The Democratic Congressional Campaign Committee this week launched an online “game” that challenges Republicans on a series of right-leaning health care policy proposals. The game, modeled on the Game of Life, contains a series of boxes with pop-up information linking Republican votes or proposals to diminished health care options. For example, the game starts on a square labeled a “DIY C-Section,” which then references Republican support for a measure that would have reduced coverage for women.
Another square says “Ladies, Want Contraception? – Slut…(Men, no worries),” a reference to an attempted Affordable Care Act repeal that would have eliminated requirements that health care plans cover contraceptives.
“Whether it’s being able to afford an emergency c-section, making sure kids get the right nutrition, ensuring women don’t have to pay more for their care or whether its guaranteeing Medicare, Republicans play reckless games that hurt your health at every stage of life – all because they would rather stack the deck for their special interest buddies,” said the DCCC’s Emily Bittner.
The online “game” is being promoted in via Twitter ads in competitive House districts across the country, including in New Mexico where Rep. Steve Pearce, R-N.M., is being challenged by Democrat Roxanne “Rocky” Lara.
Meanwhile, the Republican National Committee is airing television commercials in New Mexico and 13 other “target Senate states” that shos American families talking about why they support Republican ideals. Some of the states, including New Mexico, are getting Spanish-language versions of the commercials. New Mexico’s version of the paid ad centers on the issue of school choice.
“My wife and I decided to home school our kids so we could be in charge of their education,” a man says as he looks into a camera. “But there’s lots of kids today stuck in failing schools just because of their zip codes, and that’s not fair. I came to America in search of opportunity, and opportunity has to start in our schools. I’m a Republican because a child’s future shouldn’t depend on a random number.”
Ali Pardo, the RNC’s Hispanic media press secretary, told the Journal the ads aim to appeal to Hispanic voters on Republican issues.

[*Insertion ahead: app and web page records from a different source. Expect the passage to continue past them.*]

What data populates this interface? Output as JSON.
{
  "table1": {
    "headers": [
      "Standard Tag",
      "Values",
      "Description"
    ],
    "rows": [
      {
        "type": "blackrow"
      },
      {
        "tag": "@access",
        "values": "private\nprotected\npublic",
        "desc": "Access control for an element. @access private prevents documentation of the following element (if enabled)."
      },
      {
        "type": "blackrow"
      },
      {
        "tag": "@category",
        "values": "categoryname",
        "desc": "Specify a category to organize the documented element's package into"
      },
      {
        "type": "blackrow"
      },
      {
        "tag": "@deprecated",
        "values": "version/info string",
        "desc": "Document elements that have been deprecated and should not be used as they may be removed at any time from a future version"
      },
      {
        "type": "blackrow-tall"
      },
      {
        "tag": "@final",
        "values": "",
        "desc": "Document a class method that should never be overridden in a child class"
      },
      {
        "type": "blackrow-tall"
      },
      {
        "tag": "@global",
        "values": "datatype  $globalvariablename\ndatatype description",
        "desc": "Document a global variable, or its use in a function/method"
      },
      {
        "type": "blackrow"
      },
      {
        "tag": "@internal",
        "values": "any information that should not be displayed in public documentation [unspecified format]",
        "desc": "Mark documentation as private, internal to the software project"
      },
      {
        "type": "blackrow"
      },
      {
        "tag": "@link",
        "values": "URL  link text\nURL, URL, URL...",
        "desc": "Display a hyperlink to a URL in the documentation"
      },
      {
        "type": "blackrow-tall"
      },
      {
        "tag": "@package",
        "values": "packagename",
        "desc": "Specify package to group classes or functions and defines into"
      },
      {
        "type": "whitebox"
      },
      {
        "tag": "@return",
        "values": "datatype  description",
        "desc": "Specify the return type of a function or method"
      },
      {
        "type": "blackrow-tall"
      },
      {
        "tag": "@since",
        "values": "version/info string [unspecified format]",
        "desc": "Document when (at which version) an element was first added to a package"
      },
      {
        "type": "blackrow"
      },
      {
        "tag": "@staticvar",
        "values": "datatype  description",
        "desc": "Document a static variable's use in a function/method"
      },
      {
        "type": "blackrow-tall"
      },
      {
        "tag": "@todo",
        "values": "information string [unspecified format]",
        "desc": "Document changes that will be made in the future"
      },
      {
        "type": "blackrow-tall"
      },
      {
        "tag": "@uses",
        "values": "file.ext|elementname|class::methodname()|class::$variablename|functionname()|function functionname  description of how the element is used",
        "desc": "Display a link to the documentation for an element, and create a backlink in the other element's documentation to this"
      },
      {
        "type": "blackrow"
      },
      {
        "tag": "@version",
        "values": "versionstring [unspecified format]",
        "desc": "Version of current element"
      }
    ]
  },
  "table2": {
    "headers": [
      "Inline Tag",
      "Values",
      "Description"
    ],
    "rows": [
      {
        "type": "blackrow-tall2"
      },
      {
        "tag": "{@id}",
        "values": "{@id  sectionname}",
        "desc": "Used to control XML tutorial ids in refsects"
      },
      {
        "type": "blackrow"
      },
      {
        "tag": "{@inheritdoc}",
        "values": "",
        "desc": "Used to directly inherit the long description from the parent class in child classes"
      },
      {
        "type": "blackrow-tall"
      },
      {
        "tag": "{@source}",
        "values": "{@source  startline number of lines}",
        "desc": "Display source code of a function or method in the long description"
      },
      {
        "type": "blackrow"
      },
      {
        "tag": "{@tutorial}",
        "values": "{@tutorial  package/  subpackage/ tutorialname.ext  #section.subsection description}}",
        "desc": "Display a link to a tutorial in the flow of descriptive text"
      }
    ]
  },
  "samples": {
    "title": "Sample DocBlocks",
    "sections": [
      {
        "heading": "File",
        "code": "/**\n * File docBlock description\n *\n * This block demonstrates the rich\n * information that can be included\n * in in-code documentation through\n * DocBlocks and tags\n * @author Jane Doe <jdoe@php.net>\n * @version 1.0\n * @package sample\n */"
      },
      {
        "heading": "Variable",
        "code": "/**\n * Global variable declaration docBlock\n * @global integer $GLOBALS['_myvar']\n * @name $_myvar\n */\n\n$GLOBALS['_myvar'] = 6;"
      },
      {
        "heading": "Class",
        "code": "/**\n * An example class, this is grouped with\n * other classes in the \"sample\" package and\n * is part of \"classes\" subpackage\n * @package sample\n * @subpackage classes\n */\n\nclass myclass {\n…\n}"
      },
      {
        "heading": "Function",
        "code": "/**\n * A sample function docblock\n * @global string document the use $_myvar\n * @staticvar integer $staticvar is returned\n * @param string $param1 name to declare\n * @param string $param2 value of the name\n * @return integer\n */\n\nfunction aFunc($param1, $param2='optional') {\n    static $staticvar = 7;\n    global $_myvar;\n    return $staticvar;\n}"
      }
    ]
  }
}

“The ads are part of a greater effort where the RNC is engaging with the Latino community early and often; we realize you can’t show up to a community three months prior to an election and earn the Latino vote,” Pardo said. “In New Mexico, we have a paid Hispanic staffer dedicated to identifying opportunities, engaging the community and conducting voter ID.”